Their persistence has not paid off. Megan’s not much of a mail-order girl. She’s not even much of a girl. She doesn’t exist. She was created by Peggy and Tony Woodell, who, in trying to win a free vacation on one of their Sunday jaunts to the flea market, were asked to write down what name they’d give a child if they had one. That’s all it took.
The Woodells are happy to see Megan’s mail arrive. If you’re going to be hounded your life long by people wanting to sell you something, it’s nice to have the last laugh.
Advertising is everywhere, and we hate it — the fact that ads keep the lights on in the Observatory notwithstanding. We must admit, however, that a new species of this intellectual kudzu gave us a bit of a chuckle.
Tanking up on $2-a-gallon petrol the other day, we spotted a small placard, no bigger than a paperback book, attached to the hose that came out of the pump. “Advertise here!” the sign said. It gave us a smile, one of the few we’ve had at the gas station lately, thanks to the Mobile Observatory’s seemingly bottomless 20-gallon tank. Because on the flip side it asked “Need Extra Money?” It gave a toll-free number and instructed, “Ask for Charity.”
Talk about perfect placement. If go-juice gets any more dear, The Observer may soon be forced to take Charity up on the offer.
The Observer’s delight at a Southwest Airline gate attendant’s sense of humor drew a comment from reader Mary Waters. She wrote to say that when boarding began on her Southwest flight recently, the attendant announced: “Those travelers with children may board early ... [pause] ... of course, you must actually have the children with you in order to do that.” They’re a stitch, those Southwest folks.
A flurry of e-mails in the Times office debated the various merits of the city’s liquor dealers and showed us, in the fine tradition of newspaper staff everywhere, to have our opinions when it comes to spirits. The capper to the debate:
“I like Warehouse on Main. They have every fruit flavor of Cisco in existence and the fifths of Mad Dog 20/20 are the least expensive you’ll find.”
Sen. Jake Files, with other co-sponsors, filed his legislation today that is aimed at collecting sales taxes from "remote" sellers — in other words sales by Internet from companies with no physical presence in Arkansas.
I'm sorry we stood by while your generation's hope was smothered by $1.3 trillion in student loan debt, just because you were trying to educate yourselves enough to avoid falling for the snake oil and big talk of a fascist.

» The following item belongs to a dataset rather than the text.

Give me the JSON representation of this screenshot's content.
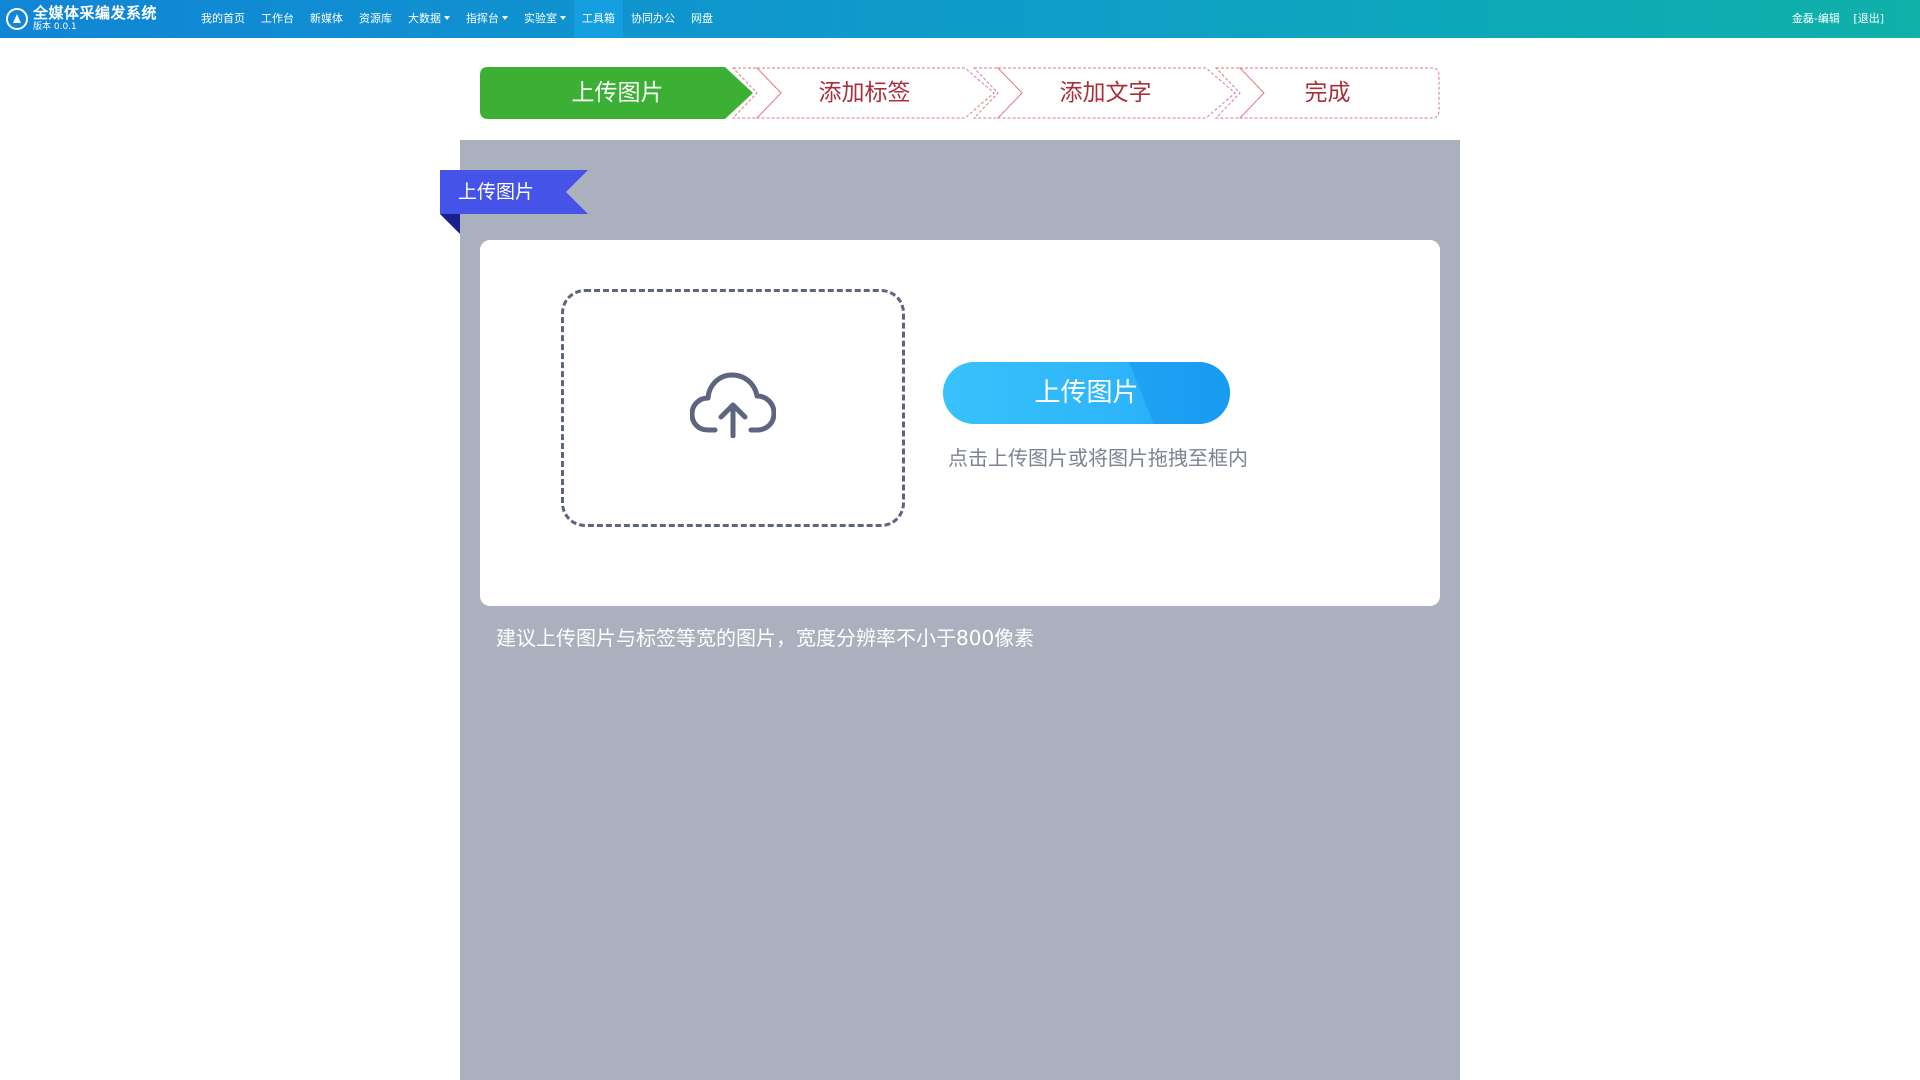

The Observer's boss, Uncle Alan, is something of a gentleman farmer on his spread up in Cabot, growing heirloom tomatoes and watermelons and crops of chiggers on property that looks like the perfect farmstead Lenny and George often fantasized about in "Of Mice and Men."
The Observer is an advocate of the A+ method of integrating the arts and using creativity to teach across the curriculum, an approach that the Thea Foundation, with help from the Windgate Charitable Foundation, is offering to schools across the state.
When completed, the Ten Commandments monument on the state Capitol lawn will be the exact size, shape and weight of the vaguely humming black monolith that appeared at the foot of Conway Sen. Jason Rapert's bed in June 2010 and later elevated his consciousness from apelike semi-sentience to incrementally less apelike semi-sentience.
No more clinging to material things, unless those material things are life preservers tossed as I go down for the third and final time, the few remaining strands of my once-majestic locks, or the skids of the last helicopter out before the fall of Little Rock.
All I want for Christmas is a wooden boat with a sail. A cozy cabin cruiser with saucer-sized portholes and a hotplate for heating up the grog and a little spoked wheel for The Cap'n to grimly lash himself to when it comes up a blow.